The Colonial Pipeline is a gargantuan energy pipeline that stretches all the way from New Jersey to Texas. Incredibly, it supplies an estimated 45% of all the gasoline, jet fuel and diesel fuel to the east coast of the United States.
Shockingly, an enormous ransomware attack struck the pipeline on Friday, May 7.
The pipeline has been shut down to protect it from further attacks as a third party investigates where the attack may have come from and what sort of cybersecurity vulnerability in the pipeline’s systems was exploited to make the attack possible.
However, given the pipeline’s critical importance, gas prices are expected to spike if it is not reopened soon.
A Massive Cyberattack on Energy Infrastructure
This attack may well be the single largest successful cyberattack ever carried out on a piece of energy infrastructure in the history of the United States.
According to Bloomberg News, a hacker collective called DarkSide is believed to be responsible for the attack, though this has not yet been absolutely confirmed. On Thursday, May 6, this group is alleged to have grabbed approximately 100 gigabytes of data out of the Colonial Pipeline’s cloud network before shutting down the pipeline. The data are not being held for ransom.
DarkSide is believed to be headquartered in Russia.
Since it’s not yet clear how the attackers broke into the pipeline, it is being kept shut down as a precautionary measure while an investigation commences. However, without the Colonial Pipeline, the supply of gas going to the east coast will fall sharply, and the price will concomitantly rise.
In response, the US Department of Transportation has issued an emergency declaration temporarily suspending enforcement of Parts 390 to 399 of Title 49 of the Code of Federal Regulations. These regulations place restrictions “for motor carriers and drivers who are providing assistance to areas that are suffering” shortages of petroleum-related products in the wake of the pipeline’s closure, according to The Hill.
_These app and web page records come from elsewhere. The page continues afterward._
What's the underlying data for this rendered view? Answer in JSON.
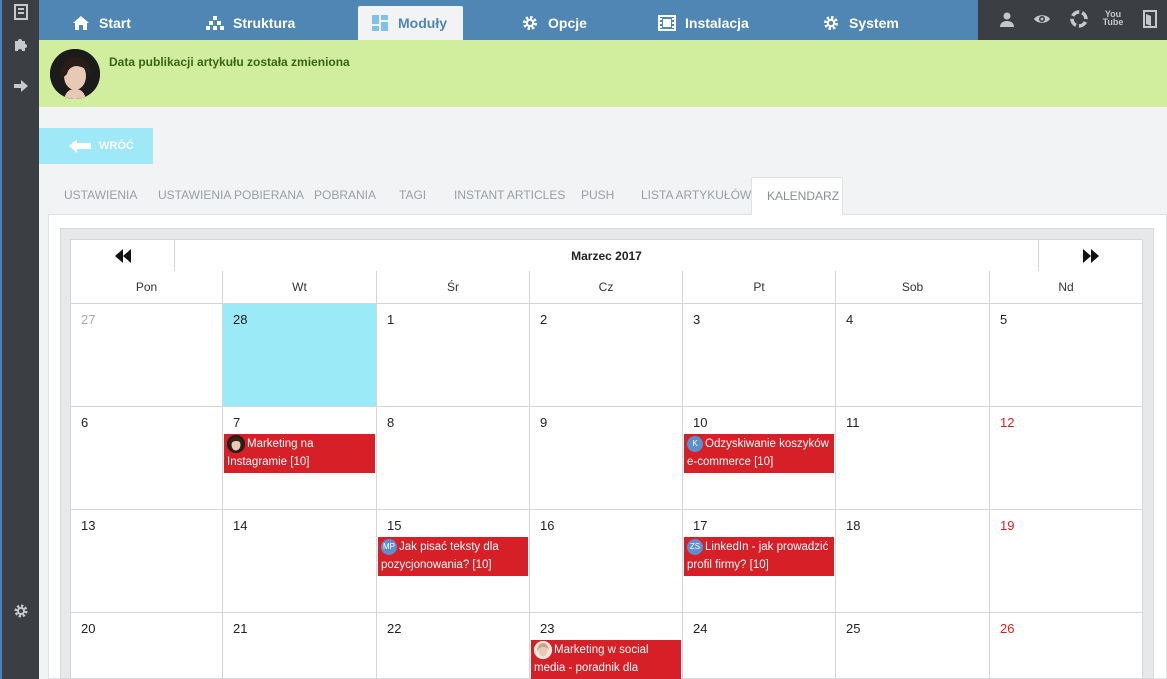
{
  "topnav": {
    "tabs": [
      {
        "label": "Start",
        "icon": "home-icon"
      },
      {
        "label": "Struktura",
        "icon": "sitemap-icon"
      },
      {
        "label": "Moduły",
        "icon": "grid-icon",
        "active": true
      },
      {
        "label": "Opcje",
        "icon": "gear-icon"
      },
      {
        "label": "Instalacja",
        "icon": "film-icon"
      },
      {
        "label": "System",
        "icon": "gear-icon"
      }
    ],
    "right_icons": [
      "user-icon",
      "eye-icon",
      "lifebuoy-icon",
      "youtube-icon",
      "logout-icon"
    ],
    "youtube_text": "You\nTube"
  },
  "sidebar": {
    "icons": [
      "document-icon",
      "puzzle-icon",
      "arrow-right-icon",
      "gear-icon"
    ]
  },
  "banner": {
    "message": "Data publikacji artykułu została zmieniona"
  },
  "back_button": {
    "label": "WRÓĆ"
  },
  "module_tabs": [
    {
      "label": "USTAWIENIA"
    },
    {
      "label": "USTAWIENIA POBIERANA"
    },
    {
      "label": "POBRANIA"
    },
    {
      "label": "TAGI"
    },
    {
      "label": "INSTANT ARTICLES"
    },
    {
      "label": "PUSH"
    },
    {
      "label": "LISTA ARTYKUŁÓW"
    },
    {
      "label": "KALENDARZ",
      "active": true
    }
  ],
  "calendar": {
    "title": "Marzec 2017",
    "weekdays": [
      "Pon",
      "Wt",
      "Śr",
      "Cz",
      "Pt",
      "Sob",
      "Nd"
    ],
    "weeks": [
      [
        {
          "day": "27",
          "muted": true
        },
        {
          "day": "28",
          "today": true
        },
        {
          "day": "1"
        },
        {
          "day": "2"
        },
        {
          "day": "3"
        },
        {
          "day": "4"
        },
        {
          "day": "5"
        }
      ],
      [
        {
          "day": "6"
        },
        {
          "day": "7",
          "event": {
            "title": "Marketing na Instagramie [10]",
            "avatar": "photo"
          }
        },
        {
          "day": "8"
        },
        {
          "day": "9"
        },
        {
          "day": "10",
          "event": {
            "title": "Odzyskiwanie koszyków e-commerce [10]",
            "avatar": "K"
          }
        },
        {
          "day": "11"
        },
        {
          "day": "12",
          "sunday": true
        }
      ],
      [
        {
          "day": "13"
        },
        {
          "day": "14"
        },
        {
          "day": "15",
          "event": {
            "title": "Jak pisać teksty dla pozycjonowania? [10]",
            "avatar": "MP"
          }
        },
        {
          "day": "16"
        },
        {
          "day": "17",
          "event": {
            "title": "LinkedIn - jak prowadzić profil firmy? [10]",
            "avatar": "ZS"
          }
        },
        {
          "day": "18"
        },
        {
          "day": "19",
          "sunday": true
        }
      ],
      [
        {
          "day": "20"
        },
        {
          "day": "21"
        },
        {
          "day": "22"
        },
        {
          "day": "23",
          "event": {
            "title": "Marketing w social media - poradnik dla",
            "avatar": "photo-light"
          }
        },
        {
          "day": "24"
        },
        {
          "day": "25"
        },
        {
          "day": "26",
          "sunday": true
        }
      ]
    ]
  },
  "colors": {
    "nav_blue": "#4f86b4",
    "dark": "#3b3e42",
    "banner_green": "#d1ee9f",
    "today_cyan": "#9beaf8",
    "event_red": "#d61f26",
    "sunday_red": "#dd1f1f"
  }
}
These restrictions, therefore, do not currently apply to Alabama, Arkansas, the District of Columbia, Delaware, Florida, Georgia, Kentucky, Louisiana, Maryland, Mississippi. New Jersey, New York, North Carolina, Pennsylvania, South Carolina, Tennessee, Texas and Virginia.
This state of emergency is planned to remain in effect until June 8, 2021. According to the FBI, they were notified on May 7 of “network disruption” at the pipeline and are working to discover precisely who was responsible for the hack.